Everything went smoothly yesterday. The Peugeot was a pleasure to drive, and I made the trip to Montrichard and back with no trouble — not that it's very far. I have made a wager that spending about a thousand euros on repairs for the old Peugeot will be a good investment. They say that keeping an old car running is cheaper than buying a new one (or even a used one), and I'm hope that "they" are right. I wouldn't buy a new car, and buying a used car would be time-consuming (have to find one like I want) and I might just be buying somebody else's headaches.
One of the most plentiful wildflowers that grows in the vineyard here is Queen Anne's lace.
Over in Montrichard, the dentist, Dr. Klotz (pronounced more or less like "klutz"), quickly re-repaired the filling that he had first repaired a couple of weeks ago but had broken (partially) again. It only took him about 20 minutes, and he didn't charge me for the visit. The original visit, by the way had cost 90 euros (compared to the standard 30 euro fee for a cleaning and exam).
Here's a flower going, I think, to seed. When I took the photo I noticed red-and-black insects hiding inside.
Of course, I get 65% of those costs back from the national health plan, so the filling repair cost me only about 30 euros. Remember, the standard fee for seeing a doctor here is 25 euros, and it had been only 23 euros until July 1, when it went up. And we get 65% or 70% of that back from insurance too. So there's no reason not to go see a dentist or doctor when you feel the need.
What we call "Queen Anne's lace" is actually the wild form of the carrot — la carotte sauvage in French.

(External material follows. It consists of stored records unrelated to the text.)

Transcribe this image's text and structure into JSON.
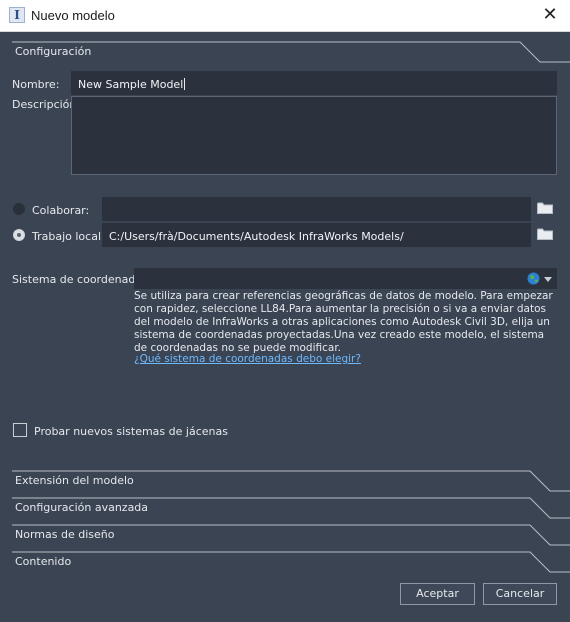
{
  "window": {
    "title": "Nuevo modelo",
    "close_glyph": "✕",
    "app_icon_glyph": "I"
  },
  "sections": {
    "config": "Configuración",
    "extent": "Extensión del modelo",
    "advanced": "Configuración avanzada",
    "design": "Normas de diseño",
    "content": "Contenido"
  },
  "form": {
    "name_label": "Nombre:",
    "name_value": "New Sample Model",
    "description_label": "Descripción:",
    "description_value": "",
    "collaborate_label": "Colaborar:",
    "collaborate_value": "",
    "collaborate_selected": false,
    "local_label": "Trabajo local:",
    "local_value": "C:/Users/frà/Documents/Autodesk InfraWorks Models/",
    "local_selected": true,
    "coord_label": "Sistema de coordenadas:",
    "coord_value": "",
    "coord_help": "Se utiliza para crear referencias geográficas de datos de modelo. Para empezar con rapidez, seleccione LL84.Para aumentar la precisión o si va a enviar datos del modelo de InfraWorks a otras aplicaciones como Autodesk Civil 3D, elija un sistema de coordenadas proyectadas.Una vez creado este modelo, el sistema de coordenadas no se puede modificar.",
    "coord_help_link": "¿Qué sistema de coordenadas debo elegir?",
    "checkbox_label": "Probar nuevos sistemas de jácenas",
    "checkbox_checked": false
  },
  "buttons": {
    "accept": "Aceptar",
    "cancel": "Cancelar"
  },
  "colors": {
    "background": "#3b4453",
    "field": "#2b323d",
    "link": "#6fb9ff",
    "section_line": "#b9bec6"
  }
}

I mentioned "green mayonnaise" — mayonnaise verte — yesterday. It's a regular mayonnaise except that it's made with vegetable (olive, canola, sunflower) oil that you've poured over fresh herbs (just the leaves) like parsley, tarragon, basil, or dill and then blitzed in a blender or with a stick blender.
La mayonnaise verte made with pureed basil and parsley leaves
I've posted about home-made mayonnaise several times over the years. It's really good with poached fish, asparagus, steamed potatoes, cold meats like chicken or pork, etc. I learned how to make it in the 1970s when I was spending a lot of time with a French family. It's different (less sweet) and much better than commercially made mayo.
The wild carrot is often considered to be a noxious weed. Some people feel that way about all carrots.
Our weather is pretty chilly right now. We've again gone from blazing heat back to temperatures that feel autumnal. We've had some rainfall too, which we needed. I think summertime weather will return someday soon, but you never know. Often August is our hottest month, and September is often very pleasant too. This year, we may have had all our hot weather in June and July.